When I see someone expanding to take up space and “claim their turf” I think it is screaming insecurity and ego. However, I do think it is important to have a good posture, open shoulders cue your own self empowerment.
“5) They nod too much. When a man nods, it means he agrees. When a woman nods, it means she agrees – or is listening to, empathizing with, or encouraging the speaker to continue. This excessive head nodding can make females look like a bobble-head doll. Constant head nodding can express encouragement and engagement, but not authority and power.”
I agree that if it goes to the point where you look like a bobble-head doll you have gone too far, but listening, empathizing and encouraging are all great cues of leader.
“6) They speak “up.” Women’s voices often rise at the ends of sentences as if they’re asking a question or asking for approval. When stating your opinion, be sure to use the authoritative arc, in which your voice starts on one note, rises in pitch through the sentence and drops back down at the end.”
News flash, I call that a Canadian accent. When I moved down to the US for 10 years I became very aware of how we Canadians raise our voices at the end of sentences, as though every sentence is a question and if you’re French-Canadian you might even add a “non?” at the end. I will agree that I think this can come across as overly politically correct but I do not agree that this is more common in women then men. At most I would recommend it be something you be mindful of especially if you have a strong Canadian or French-Canadian accent.
“7) They wait their turn. In negotiations, men talk more than women and interrupt more frequently. One perspective on the value of speaking up comes from former US Secretary of State Madeleine Alright, who – when asked what advice she had for up-and-coming professional women – replied, “Learn to interrupt.””
Perhaps in politics this is true, but I do not think business should emulate politics, in fact my thoughts on conduct in political leadership is another topic all together. It is important to speak up and be heard and I do think there is an art of interruption when required but I disagree that interruption should be advocated broadly.
“8) They are overly expressive. While a certain amount of movement and animation adds passion and meaning to a message, women who express the entire spectrum of emotions often overwhelm their audience (especially if the audience is comprised primarily of males). So in situations where you want to maximize your authority – minimize your movements. When you appear calm and contained, you look more powerful.”
I agree with this to the extent that it needs to be in balance, it is important as a leader to be calm and contained when the circumstances require this but it is also important for leaders to exude their passion, we all craving authentic leaders with purpose, we want to see their passion but we also want to see their disappointment and their strength to remain calm in crisis.

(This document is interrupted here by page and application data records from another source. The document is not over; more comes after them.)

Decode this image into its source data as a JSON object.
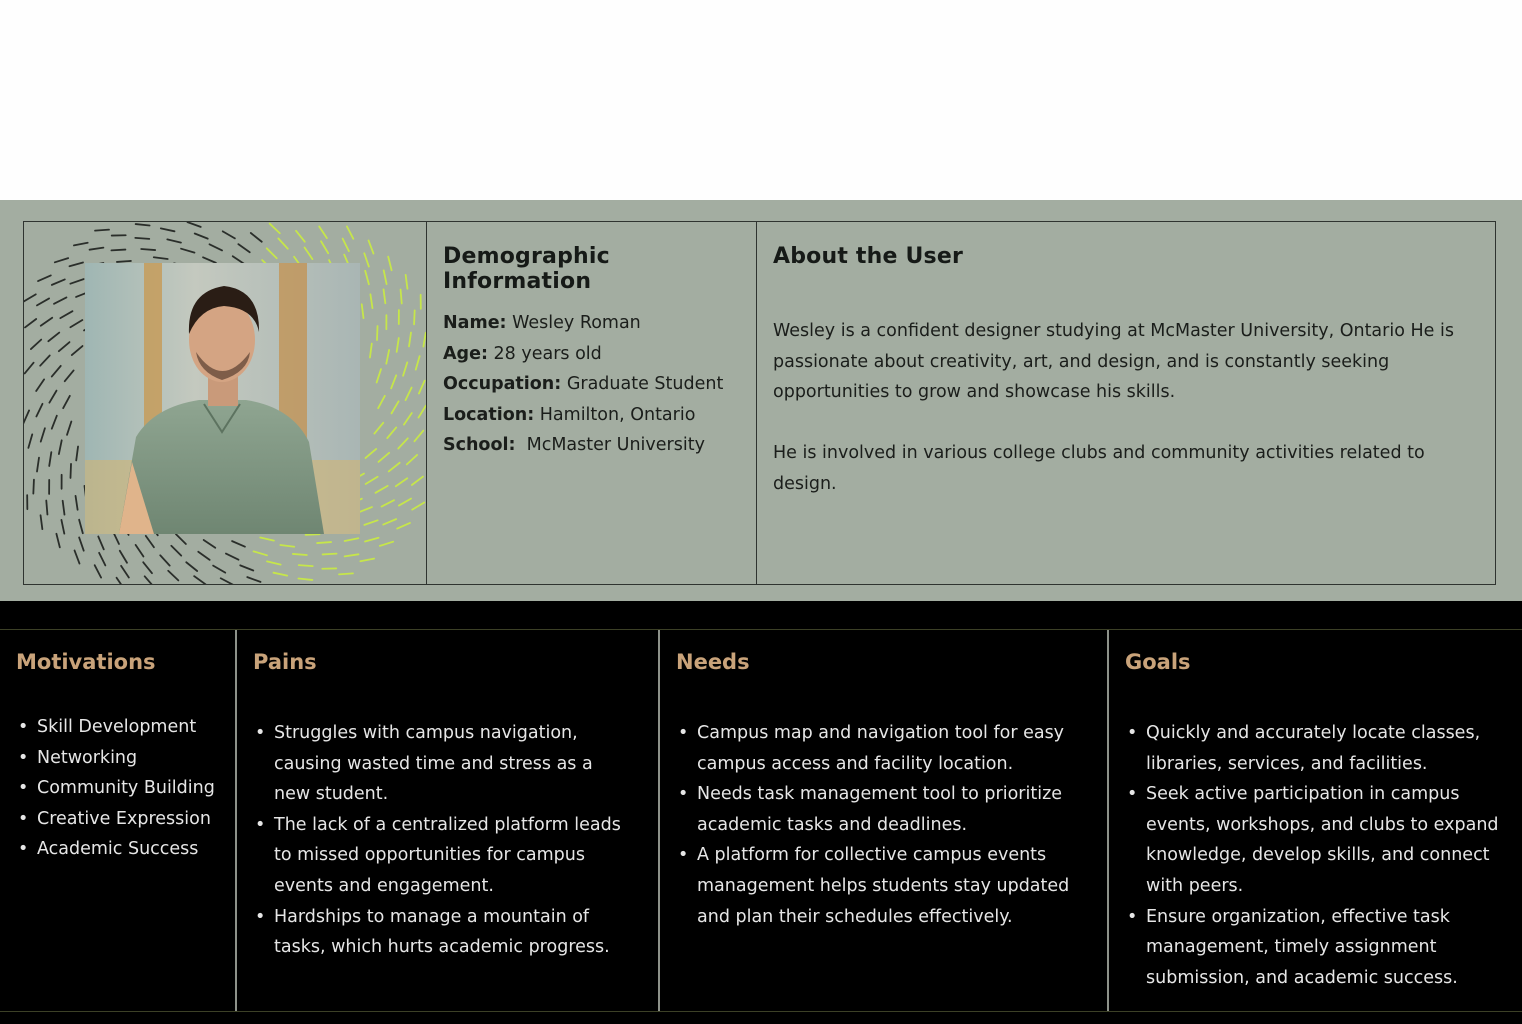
{
  "demographic": {
    "title": "Demographic Information",
    "name_label": "Name:",
    "name_value": " Wesley Roman",
    "age_label": "Age:",
    "age_value": " 28 years old",
    "occupation_label": "Occupation:",
    "occupation_value": " Graduate Student",
    "location_label": "Location:",
    "location_value": " Hamilton, Ontario",
    "school_label": "School:",
    "school_value": "  McMaster University"
  },
  "about": {
    "title": "About the User",
    "paragraph1": "Wesley is a confident designer studying at McMaster University, Ontario He is passionate about creativity, art, and design, and is constantly seeking opportunities to grow and showcase his skills.",
    "paragraph2": "He is involved in various college clubs and community activities related to design."
  },
  "motivations": {
    "title": "Motivations",
    "items": [
      "Skill Development",
      "Networking",
      "Community Building",
      "Creative Expression",
      "Academic Success"
    ]
  },
  "pains": {
    "title": "Pains",
    "items": [
      "Struggles with campus navigation, causing wasted time and stress as a new student.",
      "The lack of a centralized platform leads to missed opportunities for campus events and engagement.",
      "Hardships to manage a mountain of tasks, which hurts academic progress."
    ]
  },
  "needs": {
    "title": "Needs",
    "items": [
      "Campus map and navigation tool for easy campus access and facility location.",
      "Needs task management tool to prioritize academic tasks and deadlines.",
      "A platform for collective campus events management helps students stay updated and plan their schedules effectively."
    ]
  },
  "goals": {
    "title": "Goals",
    "items": [
      "Quickly and accurately locate classes, libraries, services, and facilities.",
      "Seek active participation in campus events, workshops, and clubs to expand knowledge, develop skills, and connect with peers.",
      "Ensure organization, effective task management, timely assignment submission, and academic success."
    ]
  },
  "colors": {
    "top_background": "#a3ada1",
    "bottom_background": "#000000",
    "card_title": "#c9a37a",
    "accent_lime": "#c6e64a"
  }
}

Bottom line, changing women leaders is not the answer, nor is blaming sexism, our focus needs to be on developing leaders we can trust that have the courage to lead with purpose rather than power. Leadership is not a battle of the sexes, we do not need more women leaders for the sake of equality, we simply need better leaders that inspire meaningful change.
As a final thought that was reflected in numerous comments in response to Jeffrey’s post, not all women aspire to become leaders in business, women that chose to focus on raising a family are not “dropping their quest for power”. The lack of appreciation and respect for the role of a mother bewilders me, but that is another topic all together, I simply wanted to point out that we need to celebrate women who make this choice and accept that this is one of the reasons there are less women in leadership roles in business.
What leadership skills inspire you?